What needs to be done = The expected result is the full set of records, copied precisely, with images dropped.

Data records for software interfaces:
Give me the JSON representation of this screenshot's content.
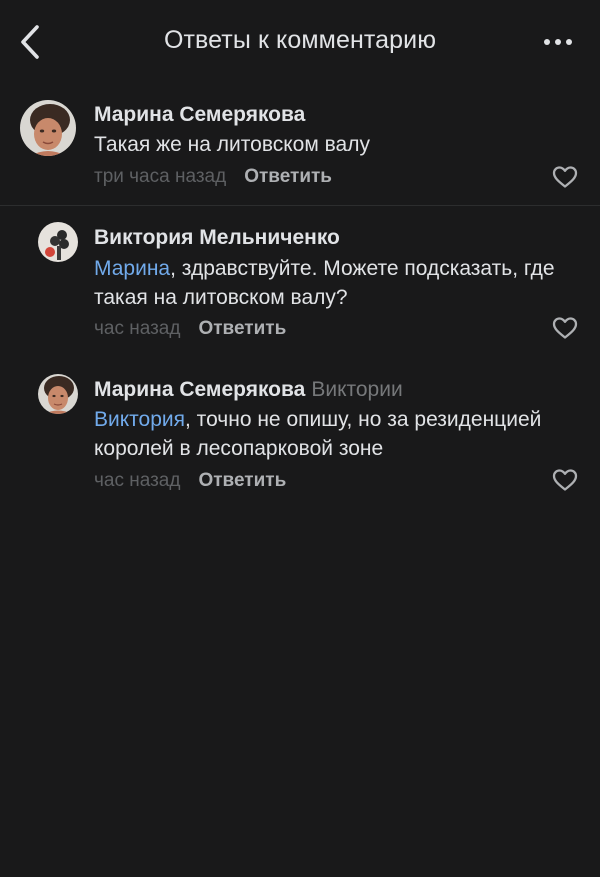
{
  "header": {
    "title": "Ответы к комментарию",
    "back_icon": "chevron-left-icon",
    "more_icon": "more-horizontal-icon"
  },
  "comments": [
    {
      "author": "Марина Семерякова",
      "reply_to": "",
      "mention": "",
      "text": "Такая же на литовском валу",
      "time": "три часа назад",
      "reply_label": "Ответить",
      "like_icon": "heart-icon"
    },
    {
      "author": "Виктория Мельниченко",
      "reply_to": "",
      "mention": "Марина",
      "text": ", здравствуйте. Можете подсказать, где такая на литовском валу?",
      "time": "час назад",
      "reply_label": "Ответить",
      "like_icon": "heart-icon"
    },
    {
      "author": "Марина Семерякова",
      "reply_to": "Виктории",
      "mention": "Виктория",
      "text": ", точно не опишу, но за резиденцией королей в лесопарковой зоне",
      "time": "час назад",
      "reply_label": "Ответить",
      "like_icon": "heart-icon"
    }
  ],
  "colors": {
    "background": "#19191a",
    "text": "#e1e3e6",
    "secondary": "#76787a",
    "link": "#71aaeb"
  }
}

Task response =
Give me the JSON representation of this screenshot's content.
{
  "header": {
    "title": "Ответы к комментарию",
    "back_icon": "chevron-left-icon",
    "more_icon": "more-horizontal-icon"
  },
  "comments": [
    {
      "author": "Марина Семерякова",
      "reply_to": "",
      "mention": "",
      "text": "Такая же на литовском валу",
      "time": "три часа назад",
      "reply_label": "Ответить",
      "like_icon": "heart-icon"
    },
    {
      "author": "Виктория Мельниченко",
      "reply_to": "",
      "mention": "Марина",
      "text": ", здравствуйте. Можете подсказать, где такая на литовском валу?",
      "time": "час назад",
      "reply_label": "Ответить",
      "like_icon": "heart-icon"
    },
    {
      "author": "Марина Семерякова",
      "reply_to": "Виктории",
      "mention": "Виктория",
      "text": ", точно не опишу, но за резиденцией королей в лесопарковой зоне",
      "time": "час назад",
      "reply_label": "Ответить",
      "like_icon": "heart-icon"
    }
  ],
  "colors": {
    "background": "#19191a",
    "text": "#e1e3e6",
    "secondary": "#76787a",
    "link": "#71aaeb"
  }
}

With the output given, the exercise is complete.